• **Records excerpted from a collection**:
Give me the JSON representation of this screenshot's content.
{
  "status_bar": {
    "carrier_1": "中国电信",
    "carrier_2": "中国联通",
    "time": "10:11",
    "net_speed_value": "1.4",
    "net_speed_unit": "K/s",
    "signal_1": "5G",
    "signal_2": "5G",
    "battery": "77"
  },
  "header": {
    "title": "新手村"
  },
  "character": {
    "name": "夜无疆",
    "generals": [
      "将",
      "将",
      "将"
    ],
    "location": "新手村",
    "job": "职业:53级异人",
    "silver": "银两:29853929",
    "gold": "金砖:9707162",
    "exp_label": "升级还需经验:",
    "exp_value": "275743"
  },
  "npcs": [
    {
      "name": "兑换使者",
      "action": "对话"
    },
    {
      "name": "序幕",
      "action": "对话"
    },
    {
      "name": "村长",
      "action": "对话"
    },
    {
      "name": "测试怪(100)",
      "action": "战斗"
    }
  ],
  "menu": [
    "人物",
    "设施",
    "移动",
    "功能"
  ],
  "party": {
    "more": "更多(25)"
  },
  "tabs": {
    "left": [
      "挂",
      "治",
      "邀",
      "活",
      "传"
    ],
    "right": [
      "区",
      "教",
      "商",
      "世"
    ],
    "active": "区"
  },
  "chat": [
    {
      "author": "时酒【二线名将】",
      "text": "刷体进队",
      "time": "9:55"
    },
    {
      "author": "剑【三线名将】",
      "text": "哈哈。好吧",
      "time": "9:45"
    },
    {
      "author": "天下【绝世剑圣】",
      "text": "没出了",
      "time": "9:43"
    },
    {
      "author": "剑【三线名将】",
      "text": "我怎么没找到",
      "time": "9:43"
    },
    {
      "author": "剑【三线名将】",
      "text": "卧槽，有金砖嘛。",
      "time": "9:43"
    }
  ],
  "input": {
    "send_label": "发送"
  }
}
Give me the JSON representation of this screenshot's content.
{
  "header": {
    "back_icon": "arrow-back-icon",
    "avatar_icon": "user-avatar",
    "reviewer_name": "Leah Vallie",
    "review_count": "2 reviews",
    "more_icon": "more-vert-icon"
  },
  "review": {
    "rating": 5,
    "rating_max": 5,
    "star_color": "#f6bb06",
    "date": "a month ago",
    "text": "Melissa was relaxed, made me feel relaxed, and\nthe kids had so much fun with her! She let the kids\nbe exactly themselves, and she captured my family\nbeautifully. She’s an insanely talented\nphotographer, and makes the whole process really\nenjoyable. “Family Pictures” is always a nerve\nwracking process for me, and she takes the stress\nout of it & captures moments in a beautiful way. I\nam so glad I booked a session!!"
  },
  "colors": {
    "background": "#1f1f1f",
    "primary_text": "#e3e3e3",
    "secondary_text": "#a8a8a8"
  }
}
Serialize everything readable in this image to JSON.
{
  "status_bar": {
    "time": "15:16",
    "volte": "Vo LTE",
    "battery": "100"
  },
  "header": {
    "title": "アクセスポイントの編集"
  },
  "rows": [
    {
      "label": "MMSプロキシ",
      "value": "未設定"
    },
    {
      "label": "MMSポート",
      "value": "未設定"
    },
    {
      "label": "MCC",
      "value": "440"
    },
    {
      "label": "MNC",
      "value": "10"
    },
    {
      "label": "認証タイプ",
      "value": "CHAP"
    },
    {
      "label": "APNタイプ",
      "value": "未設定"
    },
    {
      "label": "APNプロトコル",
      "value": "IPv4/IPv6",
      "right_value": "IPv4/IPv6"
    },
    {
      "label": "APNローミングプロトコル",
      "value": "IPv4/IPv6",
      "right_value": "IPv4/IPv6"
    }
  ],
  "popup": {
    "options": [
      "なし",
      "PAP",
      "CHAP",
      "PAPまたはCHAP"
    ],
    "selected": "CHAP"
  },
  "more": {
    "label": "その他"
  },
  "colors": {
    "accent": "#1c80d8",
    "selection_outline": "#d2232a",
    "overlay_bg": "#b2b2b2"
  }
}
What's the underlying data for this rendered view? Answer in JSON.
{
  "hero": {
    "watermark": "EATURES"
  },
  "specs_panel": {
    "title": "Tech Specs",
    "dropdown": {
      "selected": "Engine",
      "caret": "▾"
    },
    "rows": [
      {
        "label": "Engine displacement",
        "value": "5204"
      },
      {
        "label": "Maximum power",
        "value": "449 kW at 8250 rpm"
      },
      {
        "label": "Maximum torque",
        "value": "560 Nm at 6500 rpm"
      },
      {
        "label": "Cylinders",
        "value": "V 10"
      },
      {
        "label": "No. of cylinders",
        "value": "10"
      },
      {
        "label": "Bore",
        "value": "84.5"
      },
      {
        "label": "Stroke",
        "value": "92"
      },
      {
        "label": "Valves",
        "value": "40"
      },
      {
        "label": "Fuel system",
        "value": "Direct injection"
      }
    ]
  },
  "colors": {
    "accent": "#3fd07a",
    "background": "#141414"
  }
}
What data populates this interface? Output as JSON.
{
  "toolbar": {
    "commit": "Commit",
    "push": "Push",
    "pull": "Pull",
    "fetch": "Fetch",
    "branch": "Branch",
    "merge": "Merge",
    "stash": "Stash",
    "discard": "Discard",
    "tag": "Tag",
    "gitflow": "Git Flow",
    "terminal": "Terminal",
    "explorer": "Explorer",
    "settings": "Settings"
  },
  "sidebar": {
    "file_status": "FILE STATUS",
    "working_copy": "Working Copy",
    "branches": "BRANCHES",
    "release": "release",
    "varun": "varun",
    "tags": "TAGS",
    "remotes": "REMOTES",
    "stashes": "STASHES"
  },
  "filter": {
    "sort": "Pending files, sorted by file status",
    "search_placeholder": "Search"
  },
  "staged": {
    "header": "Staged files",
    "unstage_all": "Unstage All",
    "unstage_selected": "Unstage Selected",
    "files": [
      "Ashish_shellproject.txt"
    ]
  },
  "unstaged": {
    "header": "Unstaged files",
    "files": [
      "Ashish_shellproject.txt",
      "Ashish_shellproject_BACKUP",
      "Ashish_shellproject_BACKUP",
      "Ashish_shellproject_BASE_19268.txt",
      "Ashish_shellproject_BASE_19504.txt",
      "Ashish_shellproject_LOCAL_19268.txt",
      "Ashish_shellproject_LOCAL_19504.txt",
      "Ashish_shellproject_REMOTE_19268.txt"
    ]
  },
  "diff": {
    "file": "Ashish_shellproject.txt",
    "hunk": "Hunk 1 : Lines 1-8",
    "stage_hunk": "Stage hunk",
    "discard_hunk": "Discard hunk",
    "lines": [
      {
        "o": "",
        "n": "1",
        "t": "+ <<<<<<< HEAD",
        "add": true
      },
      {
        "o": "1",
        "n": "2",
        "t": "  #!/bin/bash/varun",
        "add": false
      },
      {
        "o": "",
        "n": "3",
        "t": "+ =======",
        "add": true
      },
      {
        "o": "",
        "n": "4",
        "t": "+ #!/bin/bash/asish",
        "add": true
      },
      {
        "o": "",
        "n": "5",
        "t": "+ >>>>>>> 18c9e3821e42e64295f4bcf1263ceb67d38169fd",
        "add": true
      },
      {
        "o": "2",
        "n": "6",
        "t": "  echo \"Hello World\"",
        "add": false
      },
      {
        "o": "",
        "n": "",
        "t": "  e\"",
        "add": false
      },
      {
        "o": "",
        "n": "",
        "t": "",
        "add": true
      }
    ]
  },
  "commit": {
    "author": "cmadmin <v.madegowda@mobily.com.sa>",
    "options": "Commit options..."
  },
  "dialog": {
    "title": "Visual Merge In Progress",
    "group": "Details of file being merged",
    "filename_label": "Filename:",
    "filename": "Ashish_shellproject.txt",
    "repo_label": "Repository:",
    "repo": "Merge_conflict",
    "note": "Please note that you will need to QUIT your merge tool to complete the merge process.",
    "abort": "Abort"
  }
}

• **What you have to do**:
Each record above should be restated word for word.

• **Solved exercise**:
Give me the JSON representation of this screenshot's content.
{
  "status_bar": {
    "carrier_1": "中国电信",
    "carrier_2": "中国联通",
    "time": "10:11",
    "net_speed_value": "1.4",
    "net_speed_unit": "K/s",
    "signal_1": "5G",
    "signal_2": "5G",
    "battery": "77"
  },
  "header": {
    "title": "新手村"
  },
  "character": {
    "name": "夜无疆",
    "generals": [
      "将",
      "将",
      "将"
    ],
    "location": "新手村",
    "job": "职业:53级异人",
    "silver": "银两:29853929",
    "gold": "金砖:9707162",
    "exp_label": "升级还需经验:",
    "exp_value": "275743"
  },
  "npcs": [
    {
      "name": "兑换使者",
      "action": "对话"
    },
    {
      "name": "序幕",
      "action": "对话"
    },
    {
      "name": "村长",
      "action": "对话"
    },
    {
      "name": "测试怪(100)",
      "action": "战斗"
    }
  ],
  "menu": [
    "人物",
    "设施",
    "移动",
    "功能"
  ],
  "party": {
    "more": "更多(25)"
  },
  "tabs": {
    "left": [
      "挂",
      "治",
      "邀",
      "活",
      "传"
    ],
    "right": [
      "区",
      "教",
      "商",
      "世"
    ],
    "active": "区"
  },
  "chat": [
    {
      "author": "时酒【二线名将】",
      "text": "刷体进队",
      "time": "9:55"
    },
    {
      "author": "剑【三线名将】",
      "text": "哈哈。好吧",
      "time": "9:45"
    },
    {
      "author": "天下【绝世剑圣】",
      "text": "没出了",
      "time": "9:43"
    },
    {
      "author": "剑【三线名将】",
      "text": "我怎么没找到",
      "time": "9:43"
    },
    {
      "author": "剑【三线名将】",
      "text": "卧槽，有金砖嘛。",
      "time": "9:43"
    }
  ],
  "input": {
    "send_label": "发送"
  }
}
Give me the JSON representation of this screenshot's content.
{
  "header": {
    "back_icon": "arrow-back-icon",
    "avatar_icon": "user-avatar",
    "reviewer_name": "Leah Vallie",
    "review_count": "2 reviews",
    "more_icon": "more-vert-icon"
  },
  "review": {
    "rating": 5,
    "rating_max": 5,
    "star_color": "#f6bb06",
    "date": "a month ago",
    "text": "Melissa was relaxed, made me feel relaxed, and\nthe kids had so much fun with her! She let the kids\nbe exactly themselves, and she captured my family\nbeautifully. She’s an insanely talented\nphotographer, and makes the whole process really\nenjoyable. “Family Pictures” is always a nerve\nwracking process for me, and she takes the stress\nout of it & captures moments in a beautiful way. I\nam so glad I booked a session!!"
  },
  "colors": {
    "background": "#1f1f1f",
    "primary_text": "#e3e3e3",
    "secondary_text": "#a8a8a8"
  }
}
Serialize everything readable in this image to JSON.
{
  "status_bar": {
    "time": "15:16",
    "volte": "Vo LTE",
    "battery": "100"
  },
  "header": {
    "title": "アクセスポイントの編集"
  },
  "rows": [
    {
      "label": "MMSプロキシ",
      "value": "未設定"
    },
    {
      "label": "MMSポート",
      "value": "未設定"
    },
    {
      "label": "MCC",
      "value": "440"
    },
    {
      "label": "MNC",
      "value": "10"
    },
    {
      "label": "認証タイプ",
      "value": "CHAP"
    },
    {
      "label": "APNタイプ",
      "value": "未設定"
    },
    {
      "label": "APNプロトコル",
      "value": "IPv4/IPv6",
      "right_value": "IPv4/IPv6"
    },
    {
      "label": "APNローミングプロトコル",
      "value": "IPv4/IPv6",
      "right_value": "IPv4/IPv6"
    }
  ],
  "popup": {
    "options": [
      "なし",
      "PAP",
      "CHAP",
      "PAPまたはCHAP"
    ],
    "selected": "CHAP"
  },
  "more": {
    "label": "その他"
  },
  "colors": {
    "accent": "#1c80d8",
    "selection_outline": "#d2232a",
    "overlay_bg": "#b2b2b2"
  }
}
What's the underlying data for this rendered view? Answer in JSON.
{
  "hero": {
    "watermark": "EATURES"
  },
  "specs_panel": {
    "title": "Tech Specs",
    "dropdown": {
      "selected": "Engine",
      "caret": "▾"
    },
    "rows": [
      {
        "label": "Engine displacement",
        "value": "5204"
      },
      {
        "label": "Maximum power",
        "value": "449 kW at 8250 rpm"
      },
      {
        "label": "Maximum torque",
        "value": "560 Nm at 6500 rpm"
      },
      {
        "label": "Cylinders",
        "value": "V 10"
      },
      {
        "label": "No. of cylinders",
        "value": "10"
      },
      {
        "label": "Bore",
        "value": "84.5"
      },
      {
        "label": "Stroke",
        "value": "92"
      },
      {
        "label": "Valves",
        "value": "40"
      },
      {
        "label": "Fuel system",
        "value": "Direct injection"
      }
    ]
  },
  "colors": {
    "accent": "#3fd07a",
    "background": "#141414"
  }
}
What data populates this interface? Output as JSON.
{
  "toolbar": {
    "commit": "Commit",
    "push": "Push",
    "pull": "Pull",
    "fetch": "Fetch",
    "branch": "Branch",
    "merge": "Merge",
    "stash": "Stash",
    "discard": "Discard",
    "tag": "Tag",
    "gitflow": "Git Flow",
    "terminal": "Terminal",
    "explorer": "Explorer",
    "settings": "Settings"
  },
  "sidebar": {
    "file_status": "FILE STATUS",
    "working_copy": "Working Copy",
    "branches": "BRANCHES",
    "release": "release",
    "varun": "varun",
    "tags": "TAGS",
    "remotes": "REMOTES",
    "stashes": "STASHES"
  },
  "filter": {
    "sort": "Pending files, sorted by file status",
    "search_placeholder": "Search"
  },
  "staged": {
    "header": "Staged files",
    "unstage_all": "Unstage All",
    "unstage_selected": "Unstage Selected",
    "files": [
      "Ashish_shellproject.txt"
    ]
  },
  "unstaged": {
    "header": "Unstaged files",
    "files": [
      "Ashish_shellproject.txt",
      "Ashish_shellproject_BACKUP",
      "Ashish_shellproject_BACKUP",
      "Ashish_shellproject_BASE_19268.txt",
      "Ashish_shellproject_BASE_19504.txt",
      "Ashish_shellproject_LOCAL_19268.txt",
      "Ashish_shellproject_LOCAL_19504.txt",
      "Ashish_shellproject_REMOTE_19268.txt"
    ]
  },
  "diff": {
    "file": "Ashish_shellproject.txt",
    "hunk": "Hunk 1 : Lines 1-8",
    "stage_hunk": "Stage hunk",
    "discard_hunk": "Discard hunk",
    "lines": [
      {
        "o": "",
        "n": "1",
        "t": "+ <<<<<<< HEAD",
        "add": true
      },
      {
        "o": "1",
        "n": "2",
        "t": "  #!/bin/bash/varun",
        "add": false
      },
      {
        "o": "",
        "n": "3",
        "t": "+ =======",
        "add": true
      },
      {
        "o": "",
        "n": "4",
        "t": "+ #!/bin/bash/asish",
        "add": true
      },
      {
        "o": "",
        "n": "5",
        "t": "+ >>>>>>> 18c9e3821e42e64295f4bcf1263ceb67d38169fd",
        "add": true
      },
      {
        "o": "2",
        "n": "6",
        "t": "  echo \"Hello World\"",
        "add": false
      },
      {
        "o": "",
        "n": "",
        "t": "  e\"",
        "add": false
      },
      {
        "o": "",
        "n": "",
        "t": "",
        "add": true
      }
    ]
  },
  "commit": {
    "author": "cmadmin <v.madegowda@mobily.com.sa>",
    "options": "Commit options..."
  },
  "dialog": {
    "title": "Visual Merge In Progress",
    "group": "Details of file being merged",
    "filename_label": "Filename:",
    "filename": "Ashish_shellproject.txt",
    "repo_label": "Repository:",
    "repo": "Merge_conflict",
    "note": "Please note that you will need to QUIT your merge tool to complete the merge process.",
    "abort": "Abort"
  }
}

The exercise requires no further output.